Just a few months to COP28 (starting November 30th 2023) and I have been looking at what to expect or hope for from that conference.
John Kerry the US climate envoy said recently that we need to separate the climate crisis from politics. That is not proving easy in the UK nor in the US. However, the issues at stake are more than national or domestic petty concerns but need to address the urgency of the impact of climate change and nature depletion. This summer has once again witnessed wildfires in Hawaii and in Canada that are devastating communities and natural habitat – further weakening the ecosystems of their neighbourhoods.
COP28 should see the Global Stocktake (the scientific assessment) of emissions following the national pledges made in the Paris Agreement in 2015. Nations will need to assess where they are and redouble efforts to reduce emissions and build resilient and secure energy systems without fossil fuels. The President-designate of COP28, Dr Sultan Al Jaber, is calling on nations to triple the production of renewable energy and to double hydrogen production by 2030. Dr Al Jaber is founding his programme on 4 pillars - being fast-tracking the transition to a low-carbon world; fixing climate finance; focusing on people, lives and livelihoods; and full inclusivity. The four Fs. These are excellent aims but need to be seem pragmatically and practically. The UN Climate Chief Simon Stiell states that there also needs to be a clear route to phase out/stop fossil fuel subsidies if progress is to be made.
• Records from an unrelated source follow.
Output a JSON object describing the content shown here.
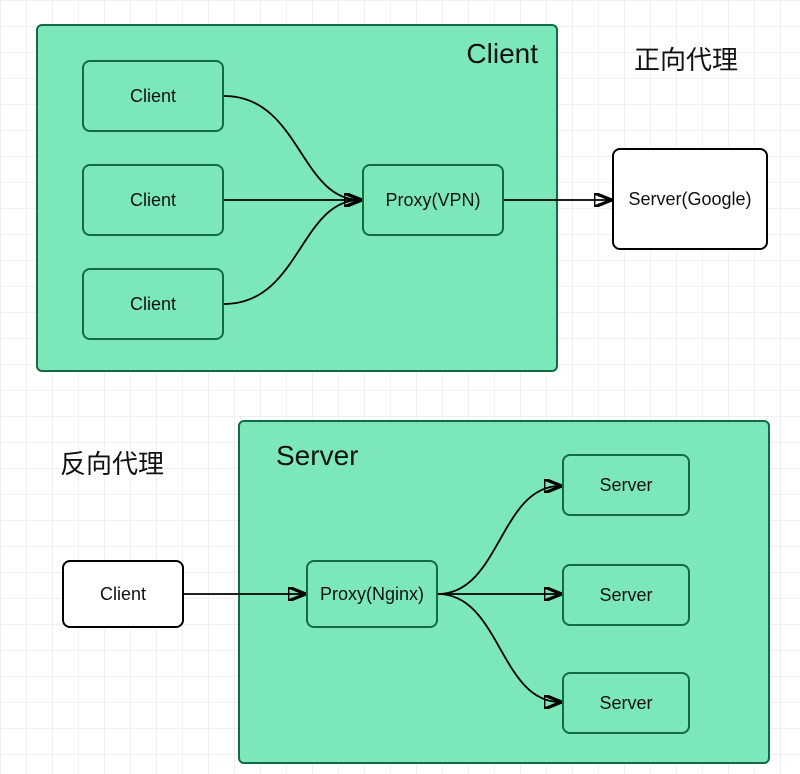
{
  "diagram1": {
    "group_label": "Client",
    "title": "正向代理",
    "clients": [
      "Client",
      "Client",
      "Client"
    ],
    "proxy_label": "Proxy(VPN)",
    "server_label": "Server(Google)"
  },
  "diagram2": {
    "group_label": "Server",
    "title": "反向代理",
    "client_label": "Client",
    "proxy_label": "Proxy(Nginx)",
    "servers": [
      "Server",
      "Server",
      "Server"
    ]
  }
}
This is somewhat dissonant to a COP28 hosted by the UAE but they are a key party to any decisions.
COP27 set in motion the creation of the loss and damage fund to provide financial assistance to poorer nations as they deal with the negative consequences that arise from the unavoidable risks of climate change - for example: rising sea levels, extreme heat, wildfires, crop failures etc. The funding will help vulnerable nations to rebuild the necessary physical and social infrastructure. A Transition Committee has been meeting during this year to establish what this means and outlining a roadmap. They have called for evidence from States as to what impact climate has had and how funding would help. For example, the impact on the Sami people of Finland and surrounding countries where the region is warming three times faster than the global average; the impact on the border between Uganda and the Democratic Republic of Congo where the river divides the nations and the course is changing opening up potential armed conflict. And in Fiji where major community relocations have had to be implemented as sea level rise in the South West Pacific is 2 – 3 times the global average. More case studies here https://unfccc.int/process-and-meetings/bodies/constituted-bodies/transitional-committee/case-studies
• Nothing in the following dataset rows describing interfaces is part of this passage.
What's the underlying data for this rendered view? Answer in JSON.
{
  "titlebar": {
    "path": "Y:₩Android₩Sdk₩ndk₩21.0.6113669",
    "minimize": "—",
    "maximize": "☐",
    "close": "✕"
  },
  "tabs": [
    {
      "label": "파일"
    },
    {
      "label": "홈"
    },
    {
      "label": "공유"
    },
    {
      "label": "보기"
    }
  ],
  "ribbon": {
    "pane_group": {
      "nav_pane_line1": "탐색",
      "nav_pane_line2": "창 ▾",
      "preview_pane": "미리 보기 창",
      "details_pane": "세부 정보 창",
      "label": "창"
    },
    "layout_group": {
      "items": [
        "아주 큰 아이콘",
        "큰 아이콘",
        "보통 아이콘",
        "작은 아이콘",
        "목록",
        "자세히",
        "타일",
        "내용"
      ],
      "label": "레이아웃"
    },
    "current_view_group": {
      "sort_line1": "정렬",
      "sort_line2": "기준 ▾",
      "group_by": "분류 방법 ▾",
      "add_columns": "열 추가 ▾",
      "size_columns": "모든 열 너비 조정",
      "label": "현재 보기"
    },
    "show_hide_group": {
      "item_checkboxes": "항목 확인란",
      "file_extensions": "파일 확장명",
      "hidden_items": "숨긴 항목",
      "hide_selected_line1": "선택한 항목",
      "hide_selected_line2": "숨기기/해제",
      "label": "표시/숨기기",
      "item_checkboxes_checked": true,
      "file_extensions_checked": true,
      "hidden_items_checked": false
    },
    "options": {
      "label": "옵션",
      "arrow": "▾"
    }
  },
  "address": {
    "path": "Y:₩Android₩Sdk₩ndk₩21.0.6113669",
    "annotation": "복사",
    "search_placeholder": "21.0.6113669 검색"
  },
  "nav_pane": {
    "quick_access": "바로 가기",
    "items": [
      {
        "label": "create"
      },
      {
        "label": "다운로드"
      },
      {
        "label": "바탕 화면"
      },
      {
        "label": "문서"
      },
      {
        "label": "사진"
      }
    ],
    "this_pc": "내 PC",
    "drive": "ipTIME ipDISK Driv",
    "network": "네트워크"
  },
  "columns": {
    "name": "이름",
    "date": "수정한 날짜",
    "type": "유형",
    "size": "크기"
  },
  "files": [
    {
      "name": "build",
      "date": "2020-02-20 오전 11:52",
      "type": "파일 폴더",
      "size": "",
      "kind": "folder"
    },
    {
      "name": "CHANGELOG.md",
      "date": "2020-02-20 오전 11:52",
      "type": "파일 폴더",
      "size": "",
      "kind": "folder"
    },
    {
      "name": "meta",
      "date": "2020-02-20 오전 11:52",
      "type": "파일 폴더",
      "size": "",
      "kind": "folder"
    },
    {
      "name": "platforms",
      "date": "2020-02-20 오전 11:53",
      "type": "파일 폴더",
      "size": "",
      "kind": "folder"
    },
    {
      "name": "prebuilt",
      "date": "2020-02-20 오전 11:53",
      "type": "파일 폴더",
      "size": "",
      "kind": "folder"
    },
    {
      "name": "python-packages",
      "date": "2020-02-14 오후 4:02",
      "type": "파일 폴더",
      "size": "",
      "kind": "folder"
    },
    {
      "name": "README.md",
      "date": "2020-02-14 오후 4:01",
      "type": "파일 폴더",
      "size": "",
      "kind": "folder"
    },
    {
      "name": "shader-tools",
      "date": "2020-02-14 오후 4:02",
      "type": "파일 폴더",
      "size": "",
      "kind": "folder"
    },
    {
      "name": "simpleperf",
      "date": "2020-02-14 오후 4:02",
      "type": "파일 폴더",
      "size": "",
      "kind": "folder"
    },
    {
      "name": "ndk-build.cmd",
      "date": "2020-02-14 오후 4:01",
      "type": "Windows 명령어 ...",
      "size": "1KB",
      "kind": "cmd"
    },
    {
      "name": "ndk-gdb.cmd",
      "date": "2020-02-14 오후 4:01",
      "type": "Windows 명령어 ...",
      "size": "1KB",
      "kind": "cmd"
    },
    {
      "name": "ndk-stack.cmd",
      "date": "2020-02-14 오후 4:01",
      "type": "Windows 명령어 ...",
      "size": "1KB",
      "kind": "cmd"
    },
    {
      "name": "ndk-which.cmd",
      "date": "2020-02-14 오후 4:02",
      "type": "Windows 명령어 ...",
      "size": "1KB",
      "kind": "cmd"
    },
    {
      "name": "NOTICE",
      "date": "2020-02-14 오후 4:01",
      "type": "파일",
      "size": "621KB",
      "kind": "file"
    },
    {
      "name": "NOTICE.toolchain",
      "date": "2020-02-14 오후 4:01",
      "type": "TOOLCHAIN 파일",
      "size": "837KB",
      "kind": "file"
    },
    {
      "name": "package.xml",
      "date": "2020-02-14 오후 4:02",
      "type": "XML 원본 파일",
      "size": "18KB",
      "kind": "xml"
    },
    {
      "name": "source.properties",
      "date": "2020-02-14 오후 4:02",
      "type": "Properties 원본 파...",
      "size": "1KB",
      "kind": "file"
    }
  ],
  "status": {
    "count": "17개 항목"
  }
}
Private finance has an important role. Indeed, the UK’s own green strategy relies heavily on this collaboration between Government and the private sector to drive the changes and create the growth in our economy that will follow. The City of London are promoters of the work that businesses and organisations such at the Green Finance Institute are undertaking.
Obvious other areas that will be discussed at COP28 include the vexed question of the Voluntary Carbon Market and how robust it can be considered and whether it can assist the vulnerable nations. Nature and biodiversity have two days on the agenda with the Just Transition having one day. These are such important areas in themselves and I am reminded of the view that resolving climate change is critical to achieving all of the aims in the Sustainable Development Goals. The fact is that there is still all to play for at COP28.